> [EXERCISE REQUIREMENTS]:
Once you find the line that contains "Serialize everything readable", write out that line and every line after it to the end of the records, exactly and with nothing else.

> [DATA EXCERPTS]:

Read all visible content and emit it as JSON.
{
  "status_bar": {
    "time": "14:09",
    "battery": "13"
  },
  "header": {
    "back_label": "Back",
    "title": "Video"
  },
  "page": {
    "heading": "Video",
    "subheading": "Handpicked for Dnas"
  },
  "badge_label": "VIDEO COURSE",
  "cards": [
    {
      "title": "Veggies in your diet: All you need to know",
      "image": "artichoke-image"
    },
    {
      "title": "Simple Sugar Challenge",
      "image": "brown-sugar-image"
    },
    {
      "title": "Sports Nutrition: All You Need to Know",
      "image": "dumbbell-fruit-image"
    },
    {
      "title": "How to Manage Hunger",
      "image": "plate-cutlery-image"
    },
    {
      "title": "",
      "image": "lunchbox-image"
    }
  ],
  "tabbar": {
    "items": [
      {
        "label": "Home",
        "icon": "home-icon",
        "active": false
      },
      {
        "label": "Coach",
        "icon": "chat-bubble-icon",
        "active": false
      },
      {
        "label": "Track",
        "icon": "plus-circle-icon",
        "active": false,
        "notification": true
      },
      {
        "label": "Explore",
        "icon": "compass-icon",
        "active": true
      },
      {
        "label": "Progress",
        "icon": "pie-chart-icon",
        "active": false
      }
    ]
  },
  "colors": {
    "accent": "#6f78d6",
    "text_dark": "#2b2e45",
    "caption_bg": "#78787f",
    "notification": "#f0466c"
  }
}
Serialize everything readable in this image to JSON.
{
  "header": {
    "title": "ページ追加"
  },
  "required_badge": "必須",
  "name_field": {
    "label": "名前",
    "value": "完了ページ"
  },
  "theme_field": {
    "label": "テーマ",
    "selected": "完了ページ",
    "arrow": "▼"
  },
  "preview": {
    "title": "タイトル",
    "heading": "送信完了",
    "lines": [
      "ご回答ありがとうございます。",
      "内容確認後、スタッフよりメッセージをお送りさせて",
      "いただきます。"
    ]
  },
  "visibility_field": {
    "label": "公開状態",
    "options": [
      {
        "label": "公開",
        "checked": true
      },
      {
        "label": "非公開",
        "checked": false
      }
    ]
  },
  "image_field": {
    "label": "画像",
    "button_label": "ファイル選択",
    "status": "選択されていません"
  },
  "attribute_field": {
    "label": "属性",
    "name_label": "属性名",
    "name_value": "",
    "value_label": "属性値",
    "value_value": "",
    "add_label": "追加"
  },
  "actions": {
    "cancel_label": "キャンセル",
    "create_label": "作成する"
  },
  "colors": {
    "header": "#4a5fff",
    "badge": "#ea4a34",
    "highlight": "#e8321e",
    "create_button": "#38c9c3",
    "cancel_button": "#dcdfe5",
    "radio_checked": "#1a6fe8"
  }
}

> [COMPLETED EXERCISE]:
Serialize everything readable in this image to JSON.
{
  "header": {
    "title": "ページ追加"
  },
  "required_badge": "必須",
  "name_field": {
    "label": "名前",
    "value": "完了ページ"
  },
  "theme_field": {
    "label": "テーマ",
    "selected": "完了ページ",
    "arrow": "▼"
  },
  "preview": {
    "title": "タイトル",
    "heading": "送信完了",
    "lines": [
      "ご回答ありがとうございます。",
      "内容確認後、スタッフよりメッセージをお送りさせて",
      "いただきます。"
    ]
  },
  "visibility_field": {
    "label": "公開状態",
    "options": [
      {
        "label": "公開",
        "checked": true
      },
      {
        "label": "非公開",
        "checked": false
      }
    ]
  },
  "image_field": {
    "label": "画像",
    "button_label": "ファイル選択",
    "status": "選択されていません"
  },
  "attribute_field": {
    "label": "属性",
    "name_label": "属性名",
    "name_value": "",
    "value_label": "属性値",
    "value_value": "",
    "add_label": "追加"
  },
  "actions": {
    "cancel_label": "キャンセル",
    "create_label": "作成する"
  },
  "colors": {
    "header": "#4a5fff",
    "badge": "#ea4a34",
    "highlight": "#e8321e",
    "create_button": "#38c9c3",
    "cancel_button": "#dcdfe5",
    "radio_checked": "#1a6fe8"
  }
}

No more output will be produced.